Restless leg syndrome (RLS) is a condition that causes a desperate urge to move your legs, usually in the evening or nighttime. It creates a creepy crawly, throbbing, and/or aching feeling in your legs (though it can occur in other parts of the body) that creates an urge to move, which temporarily relieves the uncomfortable feeling.
There’s a strong genetic component to RLS and it is more common in women who have had children (it is also common during pregnancy), and the more children a woman has had, the higher the likelihood that she’ll have RLS. Though the exact underlying mechanisms are still not fully understood, iron levels appear to play a role. Some anti-depressants, particularly SSRIs, can exacerbate it, as can caffeine, alcohol, and smoking.
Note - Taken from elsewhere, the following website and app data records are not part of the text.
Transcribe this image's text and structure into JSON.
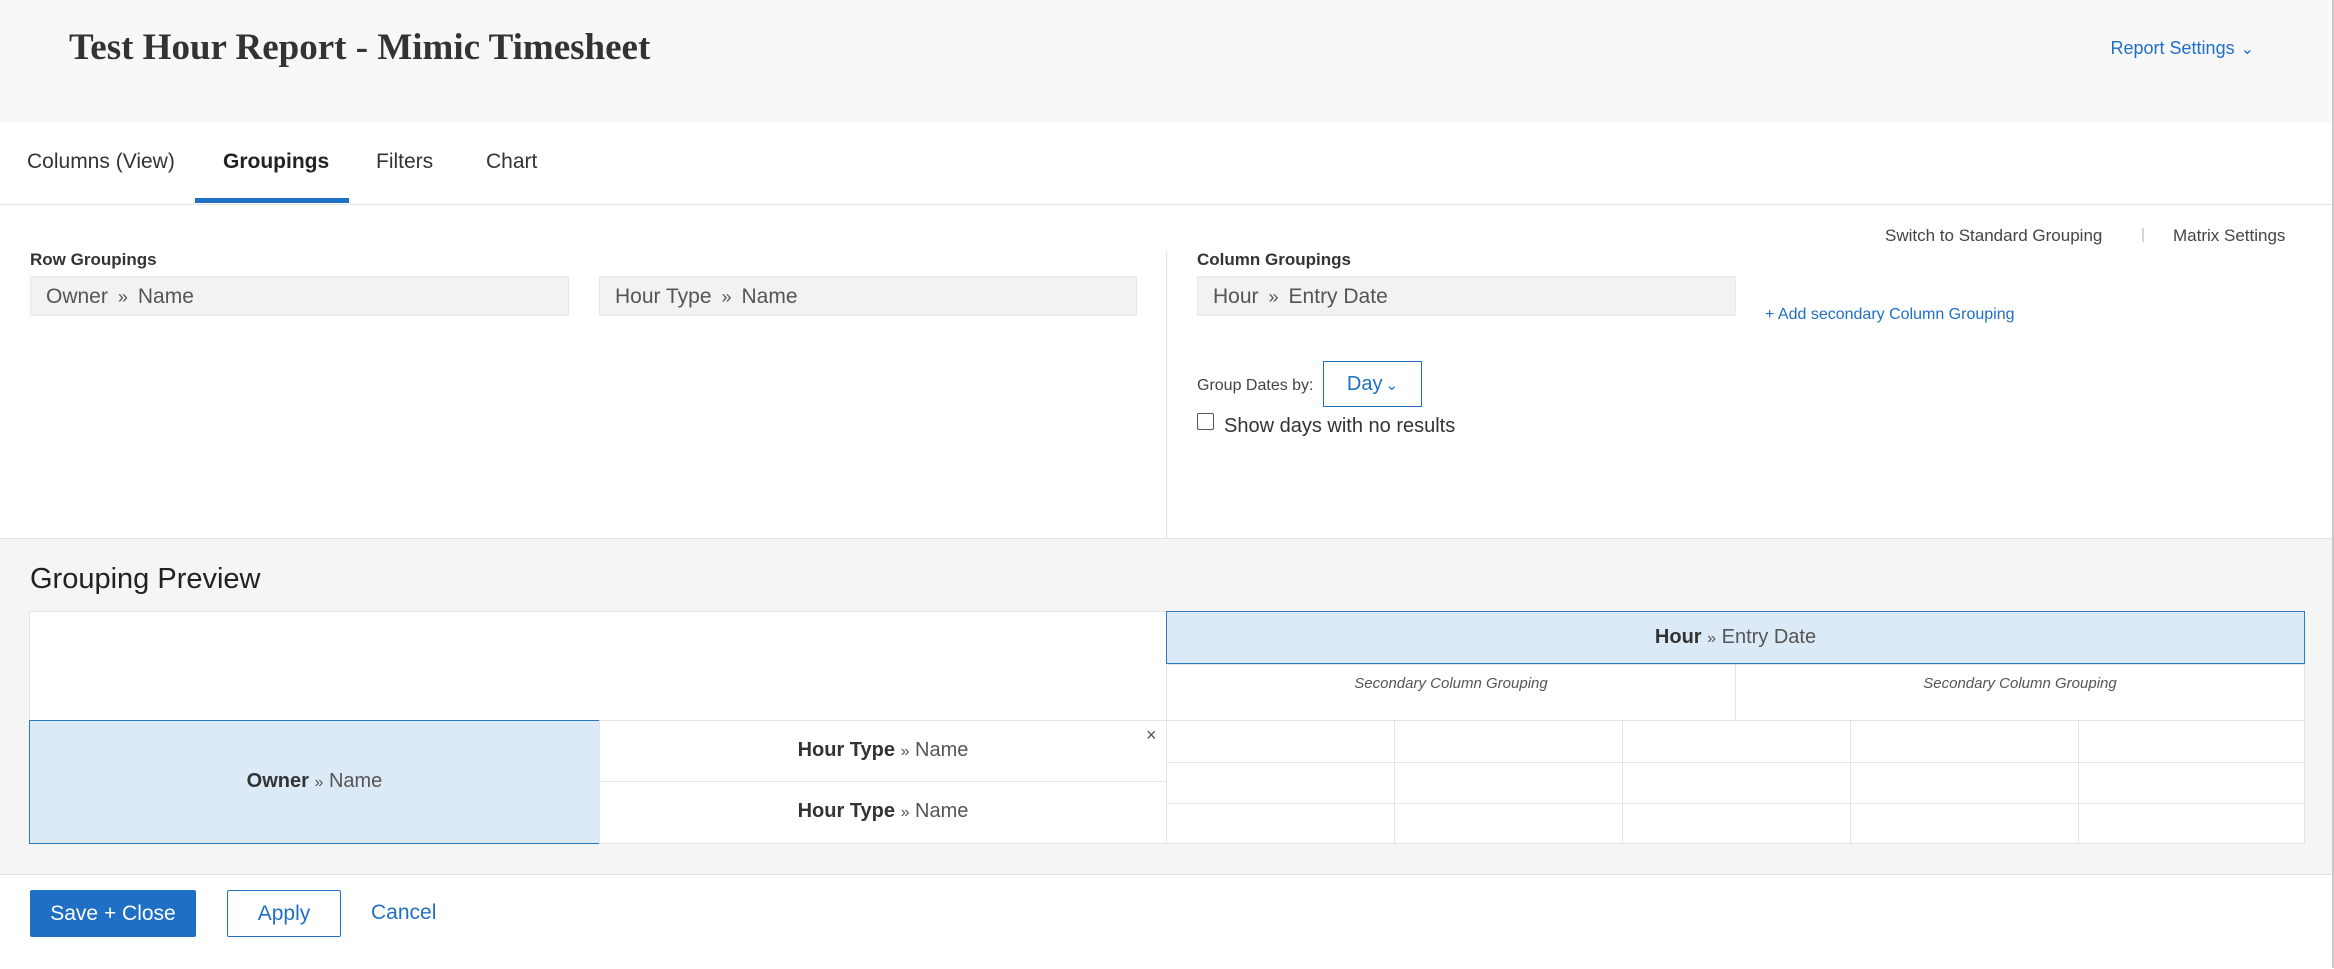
{
  "header": {
    "title": "Test Hour Report - Mimic Timesheet",
    "settings_label": "Report Settings",
    "settings_icon": "chevron-down-icon"
  },
  "tabs": [
    {
      "label": "Columns (View)",
      "active": false
    },
    {
      "label": "Groupings",
      "active": true
    },
    {
      "label": "Filters",
      "active": false
    },
    {
      "label": "Chart",
      "active": false
    }
  ],
  "row_groupings": {
    "label": "Row Groupings",
    "items": [
      {
        "field": "Owner",
        "sep": "»",
        "sub": "Name"
      },
      {
        "field": "Hour Type",
        "sep": "»",
        "sub": "Name"
      }
    ]
  },
  "column_groupings": {
    "label": "Column Groupings",
    "item": {
      "field": "Hour",
      "sep": "»",
      "sub": "Entry Date"
    },
    "add_secondary": "+ Add secondary Column Grouping",
    "switch_standard": "Switch to Standard Grouping",
    "pipe": "|",
    "matrix_settings": "Matrix Settings",
    "group_dates_label": "Group Dates by:",
    "group_dates_value": "Day",
    "show_days_label": "Show days with no results",
    "show_days_checked": false
  },
  "preview": {
    "title": "Grouping Preview",
    "col_header": {
      "field": "Hour",
      "sep": "»",
      "sub": "Entry Date"
    },
    "secondary_label": "Secondary Column Grouping",
    "row_header": {
      "field": "Owner",
      "sep": "»",
      "sub": "Name"
    },
    "sub_rows": [
      {
        "field": "Hour Type",
        "sep": "»",
        "sub": "Name"
      },
      {
        "field": "Hour Type",
        "sep": "»",
        "sub": "Name"
      }
    ],
    "close_glyph": "×"
  },
  "footer": {
    "save_close": "Save + Close",
    "apply": "Apply",
    "cancel": "Cancel"
  },
  "colors": {
    "accent": "#1f6fc5",
    "highlight": "#dce9f7"
  }
}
Also, work with your doctor to dial in your iron levels. People with RSL have lower than normal iron stores in some regions of the brain, but may not be anemic or show up as having an iron deficiency in standard blood panels. You want to have your ferritin checked. Your doctor may recommend iron therapy as part of the treatment.
There are also prescription medications for restless leg syndrome. Whatever course ends up working for you, know that there are options to help you get the sleep you deserve.
Anxiety and stress can make it nearly impossible to stay soundly asleep. Some women swear by CBD for sleep because of the anti-anxiety effects (which can be particularly useful for menopausal women). We still need more research there, but it could be helpful. If you want to try it, give it a month, and see if it improves your sleep quality.
Also consider trying a sleep app like Calm. Bedtime stories work for kids for a reason: they’re relaxing, and they help the child feel safe and sound before drifting off to sleep. Using a sleep app, which is designed to promote relaxation and lull you to slumber can have a similar effect.
If you’re suffering from chronic insomnia, which by definition is the inability to get to sleep and or stay asleep at least three times a week for at least three months, the best course of action is cognitive behavioral therapy for insomnia. It is an evidence-based form of behavioral therapy that addresses the behaviors that are causing you to be stimulated in your sleep and retrains your brain to associate bedtime with sleep.
Source: Selene Yeager, www.fiestymenopause.com